:: THE TASK ::
Scan the material for the word "left", then return every line where it appears.

START MATERIAL FOR THIS EXERCISE

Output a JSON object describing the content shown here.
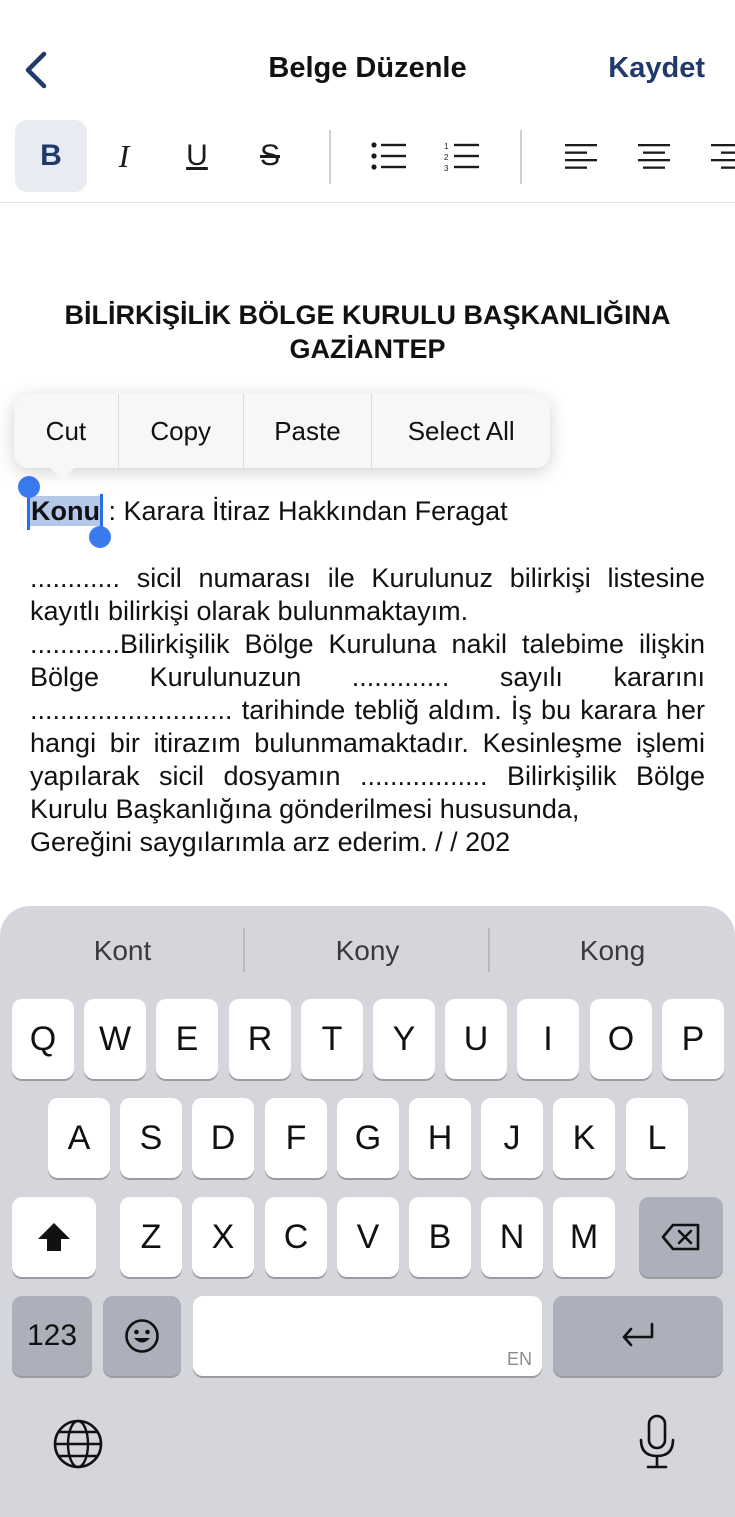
{
  "header": {
    "back_icon": "chevron-left-icon",
    "title": "Belge Düzenle",
    "save_label": "Kaydet",
    "accent_color": "#1f3a6b"
  },
  "toolbar": {
    "bold": "B",
    "italic": "I",
    "underline": "U",
    "strikethrough": "S",
    "active": "bold",
    "icons": [
      "bullet-list-icon",
      "numbered-list-icon",
      "align-left-icon",
      "align-center-icon",
      "align-right-icon"
    ]
  },
  "document": {
    "heading_line1": "BİLİRKİŞİLİK BÖLGE KURULU BAŞKANLIĞINA",
    "heading_line2": "GAZİANTEP",
    "subject_key": "Konu",
    "subject_value": " : Karara İtiraz Hakkından Feragat",
    "para1": "............ sicil numarası ile Kurulunuz bilirkişi listesine kayıtlı bilirkişi olarak bulunmaktayım.",
    "para2": "............Bilirkişilik Bölge Kuruluna nakil talebime ilişkin Bölge Kurulunuzun ............. sayılı kararını ........................... tarihinde tebliğ aldım. İş bu karara her hangi bir itirazım bulunmamaktadır. Kesinleşme işlemi yapılarak sicil dosyamın ................. Bilirkişilik Bölge Kurulu Başkanlığına gönderilmesi hususunda,",
    "para3": " Gereğini saygılarımla arz ederim.      /      / 202"
  },
  "context_menu": {
    "cut": "Cut",
    "copy": "Copy",
    "paste": "Paste",
    "select_all": "Select All"
  },
  "keyboard": {
    "suggestions": [
      "Kont",
      "Kony",
      "Kong"
    ],
    "row1": [
      "Q",
      "W",
      "E",
      "R",
      "T",
      "Y",
      "U",
      "I",
      "O",
      "P"
    ],
    "row2": [
      "A",
      "S",
      "D",
      "F",
      "G",
      "H",
      "J",
      "K",
      "L"
    ],
    "row3": [
      "Z",
      "X",
      "C",
      "V",
      "B",
      "N",
      "M"
    ],
    "numbers_label": "123",
    "space_lang": "EN",
    "icons": [
      "shift-icon",
      "backspace-icon",
      "emoji-icon",
      "return-icon",
      "globe-icon",
      "microphone-icon"
    ]
  }
}
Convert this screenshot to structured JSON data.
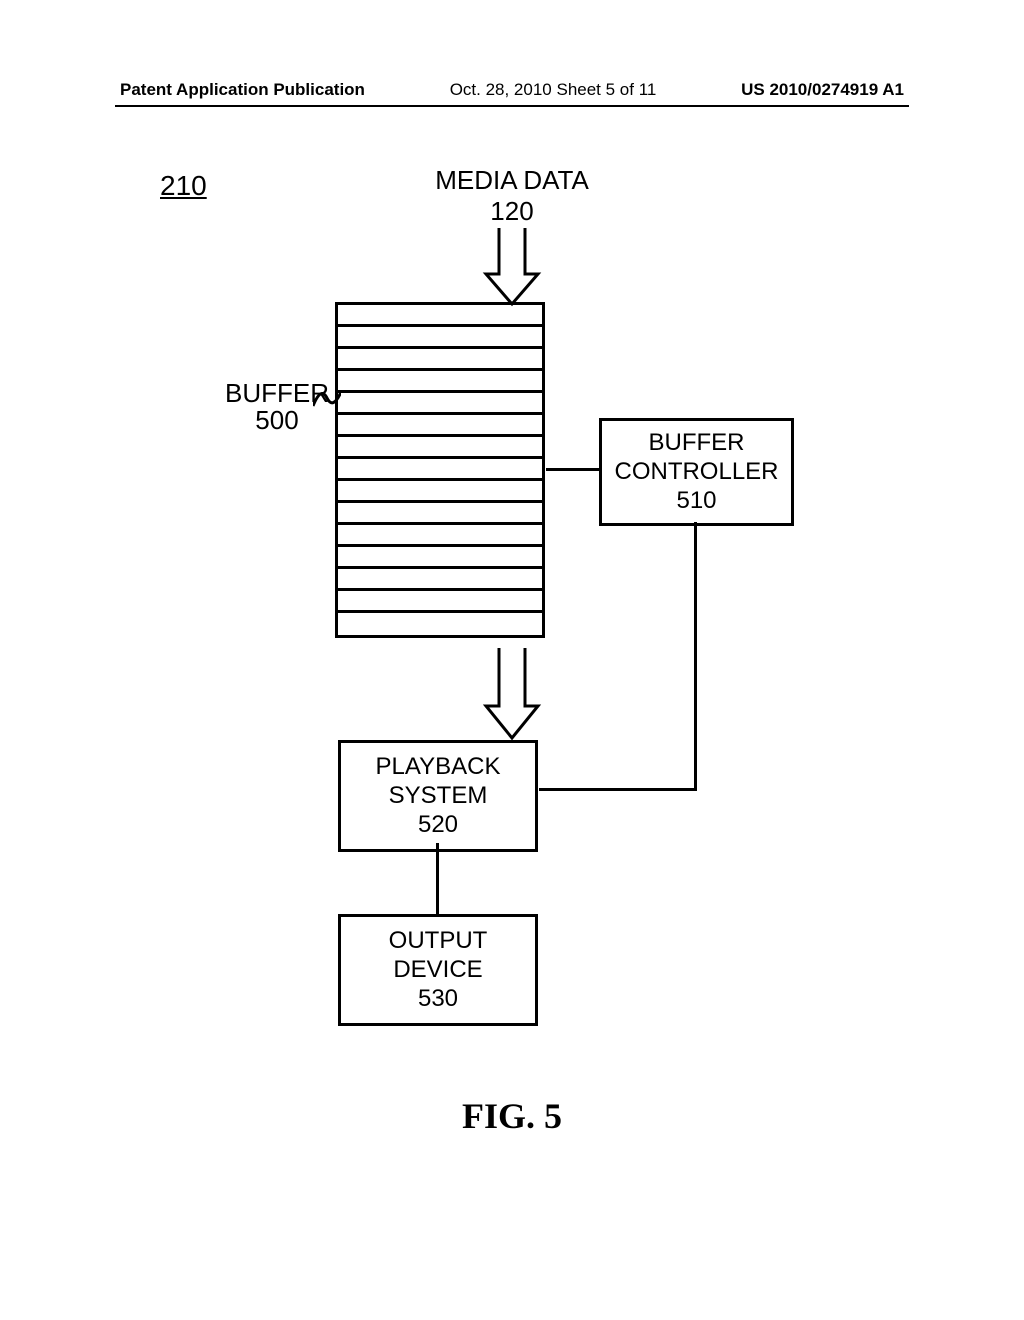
{
  "header": {
    "left": "Patent Application Publication",
    "center": "Oct. 28, 2010  Sheet 5 of 11",
    "right": "US 2010/0274919 A1"
  },
  "ref_210": "210",
  "media_data": {
    "line1": "MEDIA DATA",
    "line2": "120"
  },
  "buffer_label": {
    "line1": "BUFFER",
    "line2": "500"
  },
  "buffer_controller": {
    "line1": "BUFFER",
    "line2": "CONTROLLER",
    "line3": "510"
  },
  "playback": {
    "line1": "PLAYBACK",
    "line2": "SYSTEM",
    "line3": "520"
  },
  "output": {
    "line1": "OUTPUT",
    "line2": "DEVICE",
    "line3": "530"
  },
  "figure_label": "FIG. 5"
}
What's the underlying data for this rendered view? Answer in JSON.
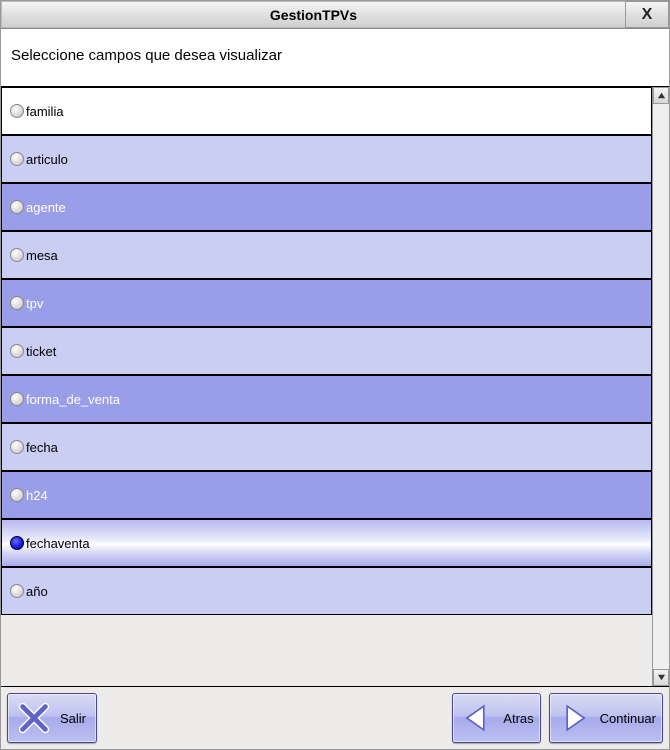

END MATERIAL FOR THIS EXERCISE

:: TASK OUTPUT ::
    "back_icon": "chevron-left-icon",
      "align-left-icon",
    "left": "Patent Application Publication",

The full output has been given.